1971 - "They say this cat Shaft is a bad mother
(Shut your mouth)"...Isaac Hayes releases "Theme From Shaft." Hayes told Mojo: (The producer and director showed) "me the opening scene – footage of Shaft coming out of the subway – to take away and see how I got on. I remembered a guitar line I had in a tune I'd never used, got it off the shelf and had our guitarist play it exactly the same, but with a wah-wah". (Photo by Jim Dyson/Getty Images)
According to Q magazine, Hayes agreed to write the Shaft theme after being promised the lead role in the film, but the promise wasn't kept - he didn't even get an audition. The following year, "Theme from Shaft" won the Academy Award for Best Original Song, with Hayes becoming the first African American to win that honor.
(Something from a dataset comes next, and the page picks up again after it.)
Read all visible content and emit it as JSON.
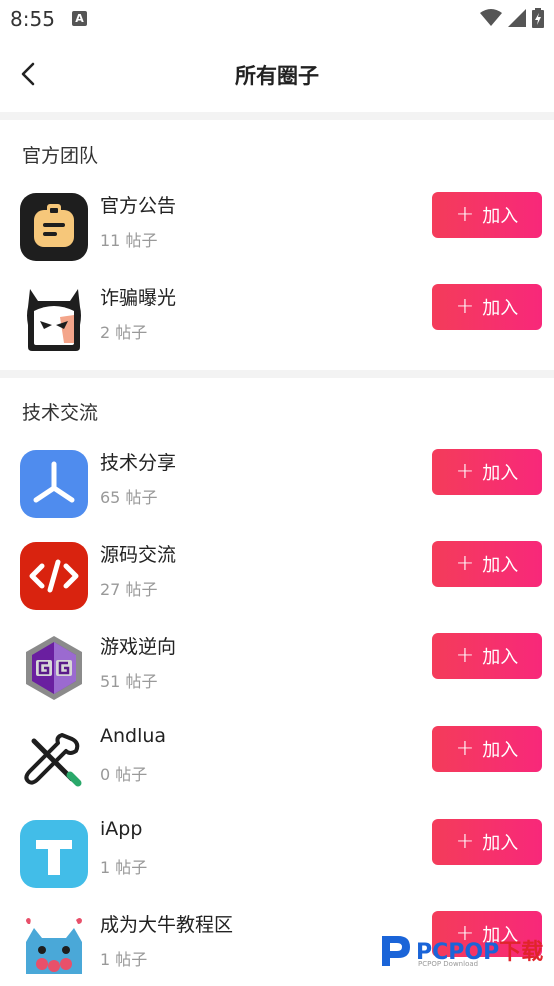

1982 - Bruce Springsteen releases Nebraska, an album made up of tunes Bruce recorded on a 4-track tape machine in his home studio. It was really the content that dictated the approach, however. Nebraska's ten songs marked a departure for Springsteen, even as they took him farther down a road he'd already been traveling. The songs were a series of portraits of small-time criminals, desperate people, and those who loved them. Within the difficult times, however, there was hope, especially as the album went on. "Open All Night" was a Chuck Berry-style rocker, and the album closed with "Reason to Believe," a song whose hard-luck verses were belied by the chorus -- even if the singer couldn't understand what it was, "people find some reason to believe."
1993 - George Harrison and David Crosby play their animated selves on the Season 5 premiere of The Simpsons, "Homer's Barbershop Quartet." They called themselves The Be Sharps. The band's story roughly parallels that of the Beatles. The episode begins at the Springfield Swap Meet, Bart and Lisa notice Homer on the cover of an LP album. Homer tells the story of how he, Principal Skinner, Barney, and Apu recorded a barbershop quartet album in 1985, which catapulted them to national fame.
2016 - A schoolboy from Philadelphia who skipped class to meet his musical hero handed his teacher an absence note with a difference. The typewritten note was signed by Bruce Springsteen. Fifth-grader Michael Fenerty met the star at a "meet-and-greet" in the Free Library of Philadelphia when Springsteen was in town signing copies of his new autobiography, Born to Run.
Cissy Houston, singer and mother of Whitney Houston, is 89. In the early '60s, she joined forces with a floating group of singers known simply as the Group to provide backup vocals on numerous soul, pop, and rock sessions, including Elvis, Paul Simon, and David Bowie.
Singer Johnny Mathis is 87. One of the last and most popular in a long line of traditional male vocalists who emerged before the rock-dominated 1960s. The first "Greatest Hits" compilation ever released, was by Johnny Mathis in 1958. It's a huge hit, and the format catches on quickly. "Johnny's Greatest Hits" stays in the Billboard 200 album chart for over nine years, a record not broken until Pink Floyd's Dark Side Of The Moon.
Marc Bolan, frontman of T. Rex, was born today in 1947. In the beginning, Tyrannosaurus Rex, was an acoustic duo, releasing three albums. By the end of 1970, the name was abbreviated to T. Rex and expanded to a full fledged rock band. One of the major glam rock figures of the early '70s, they had an influence on everyone from David Bowie to Cheap Trick.
Trey Anastasio of Phish is 58. Co-founder of Phish. Since then he has explored a wide variety of musical pathways to adventurous free jazz on his first solo project, Surrender to the Air (1996), to collaborations with the likes of Tom Marshall, Les Claypool, Philip Glass, Stewart Copeland, and others.
Ben Lovett, keyboardist for Mumford and Sons, is 36. He has also written songs, engineered, or played on other artists albums, including Maggie Rogers, Alt-J, and Ellie Goulding.
Gibby Haynes of Butthole Surfers is 65. By far one of rock's most outrageous and unpredictable performers. Whether it be performing nude or in a woman's dress, firing blanks from a shotgun into the audience, singing through a megaphone, making a complete mess of the stage, or rambling on nonsensically in interviews, Haynes never disappoints.
On this Day In Music History was sourced from This Day in Music, Song Facts, Allmusic and Wikipedia.